(WHAT THE TASK ASKS): Your task is to find every line of the data that holds the string "button" and copy it.

*-*-*

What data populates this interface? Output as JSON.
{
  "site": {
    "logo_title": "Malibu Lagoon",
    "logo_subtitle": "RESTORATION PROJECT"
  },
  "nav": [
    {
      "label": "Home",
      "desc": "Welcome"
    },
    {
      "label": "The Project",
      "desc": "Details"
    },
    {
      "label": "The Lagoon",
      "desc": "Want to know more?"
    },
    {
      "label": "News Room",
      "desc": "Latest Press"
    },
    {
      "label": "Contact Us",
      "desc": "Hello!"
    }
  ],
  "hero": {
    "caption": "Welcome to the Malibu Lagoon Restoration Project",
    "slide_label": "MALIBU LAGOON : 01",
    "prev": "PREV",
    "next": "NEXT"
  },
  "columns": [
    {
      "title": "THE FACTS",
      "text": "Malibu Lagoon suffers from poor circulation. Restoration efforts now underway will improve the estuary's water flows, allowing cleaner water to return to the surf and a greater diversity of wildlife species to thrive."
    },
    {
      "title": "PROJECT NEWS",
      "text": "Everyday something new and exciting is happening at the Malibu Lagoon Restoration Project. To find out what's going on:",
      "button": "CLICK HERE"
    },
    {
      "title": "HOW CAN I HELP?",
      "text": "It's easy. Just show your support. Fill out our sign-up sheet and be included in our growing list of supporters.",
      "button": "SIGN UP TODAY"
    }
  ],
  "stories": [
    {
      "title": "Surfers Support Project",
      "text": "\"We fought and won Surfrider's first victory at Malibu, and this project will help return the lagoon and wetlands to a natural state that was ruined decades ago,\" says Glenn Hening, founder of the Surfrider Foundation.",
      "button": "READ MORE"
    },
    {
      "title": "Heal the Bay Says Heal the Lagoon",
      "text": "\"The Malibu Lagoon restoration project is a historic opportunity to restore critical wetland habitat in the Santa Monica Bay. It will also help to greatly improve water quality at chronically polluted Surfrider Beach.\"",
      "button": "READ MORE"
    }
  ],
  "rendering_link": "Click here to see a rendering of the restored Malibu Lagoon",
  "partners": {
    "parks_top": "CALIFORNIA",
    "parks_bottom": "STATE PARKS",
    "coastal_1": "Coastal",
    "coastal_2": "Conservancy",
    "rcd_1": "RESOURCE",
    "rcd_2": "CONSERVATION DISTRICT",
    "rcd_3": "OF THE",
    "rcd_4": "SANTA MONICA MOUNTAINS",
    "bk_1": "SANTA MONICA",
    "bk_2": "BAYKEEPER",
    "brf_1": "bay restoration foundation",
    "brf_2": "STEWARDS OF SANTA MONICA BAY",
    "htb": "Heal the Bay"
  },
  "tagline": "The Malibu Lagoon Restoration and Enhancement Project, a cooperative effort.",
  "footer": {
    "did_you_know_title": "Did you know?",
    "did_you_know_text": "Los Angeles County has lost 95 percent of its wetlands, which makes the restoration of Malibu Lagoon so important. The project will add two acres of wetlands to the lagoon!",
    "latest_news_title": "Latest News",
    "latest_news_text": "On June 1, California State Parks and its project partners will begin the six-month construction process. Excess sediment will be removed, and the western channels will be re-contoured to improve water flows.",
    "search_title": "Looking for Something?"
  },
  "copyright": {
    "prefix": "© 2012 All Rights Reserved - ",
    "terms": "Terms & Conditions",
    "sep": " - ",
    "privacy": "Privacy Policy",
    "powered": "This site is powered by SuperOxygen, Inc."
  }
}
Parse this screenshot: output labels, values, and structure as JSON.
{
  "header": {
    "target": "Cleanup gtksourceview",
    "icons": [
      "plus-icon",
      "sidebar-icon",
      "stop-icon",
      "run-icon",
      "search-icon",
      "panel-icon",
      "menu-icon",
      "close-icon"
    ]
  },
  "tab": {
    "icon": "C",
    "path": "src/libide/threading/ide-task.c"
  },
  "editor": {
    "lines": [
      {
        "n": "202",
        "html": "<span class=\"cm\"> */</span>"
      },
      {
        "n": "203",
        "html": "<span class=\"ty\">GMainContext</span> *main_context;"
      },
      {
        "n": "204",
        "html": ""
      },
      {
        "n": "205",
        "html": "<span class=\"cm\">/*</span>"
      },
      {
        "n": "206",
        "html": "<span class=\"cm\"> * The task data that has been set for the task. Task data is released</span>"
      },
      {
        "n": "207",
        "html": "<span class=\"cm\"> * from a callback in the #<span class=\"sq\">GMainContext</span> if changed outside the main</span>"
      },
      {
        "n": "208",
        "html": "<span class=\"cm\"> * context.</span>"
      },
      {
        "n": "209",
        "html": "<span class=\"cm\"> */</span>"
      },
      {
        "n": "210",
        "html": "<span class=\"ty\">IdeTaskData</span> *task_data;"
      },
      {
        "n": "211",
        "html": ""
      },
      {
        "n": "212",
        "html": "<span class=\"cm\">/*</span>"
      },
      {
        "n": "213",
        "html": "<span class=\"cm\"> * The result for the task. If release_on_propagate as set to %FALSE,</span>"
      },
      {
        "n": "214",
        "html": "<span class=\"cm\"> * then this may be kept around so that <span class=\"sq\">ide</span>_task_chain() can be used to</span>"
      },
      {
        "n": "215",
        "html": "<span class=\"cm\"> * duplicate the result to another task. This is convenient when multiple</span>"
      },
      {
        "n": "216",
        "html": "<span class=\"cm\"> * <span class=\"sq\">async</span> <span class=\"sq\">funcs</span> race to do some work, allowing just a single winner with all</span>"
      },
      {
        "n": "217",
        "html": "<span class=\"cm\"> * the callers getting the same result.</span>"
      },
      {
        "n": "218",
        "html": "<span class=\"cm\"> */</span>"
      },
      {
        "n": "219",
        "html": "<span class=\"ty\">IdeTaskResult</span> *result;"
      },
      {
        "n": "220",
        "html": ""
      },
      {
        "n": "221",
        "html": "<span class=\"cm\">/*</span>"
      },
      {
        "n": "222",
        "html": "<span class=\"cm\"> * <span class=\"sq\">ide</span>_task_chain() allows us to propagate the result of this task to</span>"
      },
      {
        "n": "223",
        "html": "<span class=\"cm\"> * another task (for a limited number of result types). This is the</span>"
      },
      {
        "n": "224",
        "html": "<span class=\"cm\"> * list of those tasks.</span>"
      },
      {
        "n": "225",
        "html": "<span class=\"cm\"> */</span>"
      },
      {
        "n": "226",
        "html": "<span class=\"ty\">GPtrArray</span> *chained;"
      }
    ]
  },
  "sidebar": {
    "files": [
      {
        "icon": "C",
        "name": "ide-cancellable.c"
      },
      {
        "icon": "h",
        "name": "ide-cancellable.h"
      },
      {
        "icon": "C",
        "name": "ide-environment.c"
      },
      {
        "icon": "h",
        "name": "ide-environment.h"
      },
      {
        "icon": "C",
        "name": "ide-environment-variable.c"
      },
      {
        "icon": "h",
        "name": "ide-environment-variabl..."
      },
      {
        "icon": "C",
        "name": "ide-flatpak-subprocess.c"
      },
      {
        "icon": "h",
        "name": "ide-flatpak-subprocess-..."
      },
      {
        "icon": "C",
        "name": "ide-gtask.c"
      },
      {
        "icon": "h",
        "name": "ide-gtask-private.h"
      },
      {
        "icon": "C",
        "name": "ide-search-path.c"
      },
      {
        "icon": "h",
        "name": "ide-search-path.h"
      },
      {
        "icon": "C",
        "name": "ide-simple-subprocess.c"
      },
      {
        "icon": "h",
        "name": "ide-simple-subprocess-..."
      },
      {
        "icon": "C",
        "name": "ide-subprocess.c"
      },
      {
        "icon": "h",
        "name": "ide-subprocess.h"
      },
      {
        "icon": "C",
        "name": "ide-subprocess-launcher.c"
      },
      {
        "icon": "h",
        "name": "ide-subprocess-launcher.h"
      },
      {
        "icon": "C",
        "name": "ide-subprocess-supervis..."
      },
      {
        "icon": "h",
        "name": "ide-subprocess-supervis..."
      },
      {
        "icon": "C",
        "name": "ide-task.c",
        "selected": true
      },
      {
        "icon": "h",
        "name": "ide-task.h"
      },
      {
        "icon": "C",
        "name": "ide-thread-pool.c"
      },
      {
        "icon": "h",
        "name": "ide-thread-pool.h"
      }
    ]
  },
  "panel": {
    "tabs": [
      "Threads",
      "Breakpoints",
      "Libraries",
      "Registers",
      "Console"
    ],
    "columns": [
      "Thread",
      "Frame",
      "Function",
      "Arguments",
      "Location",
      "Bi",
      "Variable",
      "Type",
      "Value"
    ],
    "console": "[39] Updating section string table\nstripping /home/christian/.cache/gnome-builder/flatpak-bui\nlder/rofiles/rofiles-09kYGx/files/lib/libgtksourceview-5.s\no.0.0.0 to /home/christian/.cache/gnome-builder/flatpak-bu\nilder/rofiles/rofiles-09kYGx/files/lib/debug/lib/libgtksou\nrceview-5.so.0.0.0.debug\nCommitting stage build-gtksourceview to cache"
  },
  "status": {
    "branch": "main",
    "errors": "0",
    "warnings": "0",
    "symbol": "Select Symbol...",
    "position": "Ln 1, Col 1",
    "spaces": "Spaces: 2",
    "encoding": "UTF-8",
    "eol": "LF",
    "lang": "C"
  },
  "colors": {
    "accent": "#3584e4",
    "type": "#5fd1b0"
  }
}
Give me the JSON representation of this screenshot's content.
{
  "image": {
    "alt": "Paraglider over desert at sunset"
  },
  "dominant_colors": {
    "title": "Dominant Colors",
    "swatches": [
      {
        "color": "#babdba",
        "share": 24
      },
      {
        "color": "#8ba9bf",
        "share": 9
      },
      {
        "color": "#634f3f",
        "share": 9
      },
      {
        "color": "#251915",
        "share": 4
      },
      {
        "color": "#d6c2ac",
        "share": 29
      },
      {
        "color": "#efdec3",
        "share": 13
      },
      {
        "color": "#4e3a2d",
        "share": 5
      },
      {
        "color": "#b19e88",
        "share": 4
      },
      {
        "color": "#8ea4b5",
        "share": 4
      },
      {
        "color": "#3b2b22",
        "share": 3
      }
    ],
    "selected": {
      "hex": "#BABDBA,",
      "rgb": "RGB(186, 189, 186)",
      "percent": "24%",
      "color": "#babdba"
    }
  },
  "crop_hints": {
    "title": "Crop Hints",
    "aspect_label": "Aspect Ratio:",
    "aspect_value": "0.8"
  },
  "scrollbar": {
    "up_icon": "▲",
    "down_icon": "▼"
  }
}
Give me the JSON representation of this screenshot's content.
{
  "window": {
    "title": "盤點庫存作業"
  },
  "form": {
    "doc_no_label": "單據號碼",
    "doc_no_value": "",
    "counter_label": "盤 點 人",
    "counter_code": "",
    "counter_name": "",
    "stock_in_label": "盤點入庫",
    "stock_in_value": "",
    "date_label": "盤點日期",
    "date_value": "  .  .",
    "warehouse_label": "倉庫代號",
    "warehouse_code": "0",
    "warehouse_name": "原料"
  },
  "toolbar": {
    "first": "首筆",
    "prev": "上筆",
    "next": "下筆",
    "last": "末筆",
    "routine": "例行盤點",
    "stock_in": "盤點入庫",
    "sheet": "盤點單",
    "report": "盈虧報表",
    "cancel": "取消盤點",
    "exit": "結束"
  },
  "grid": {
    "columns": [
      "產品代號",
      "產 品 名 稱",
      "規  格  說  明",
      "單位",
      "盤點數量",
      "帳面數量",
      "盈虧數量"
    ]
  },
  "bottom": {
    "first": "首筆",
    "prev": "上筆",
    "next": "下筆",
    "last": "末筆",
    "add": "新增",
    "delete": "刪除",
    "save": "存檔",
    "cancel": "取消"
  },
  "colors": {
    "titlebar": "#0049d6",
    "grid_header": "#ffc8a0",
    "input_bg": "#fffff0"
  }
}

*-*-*

(FINISHED EXERCISE):
      "button": "CLICK HERE"
      "button": "SIGN UP TODAY"
      "button": "READ MORE"
      "button": "READ MORE"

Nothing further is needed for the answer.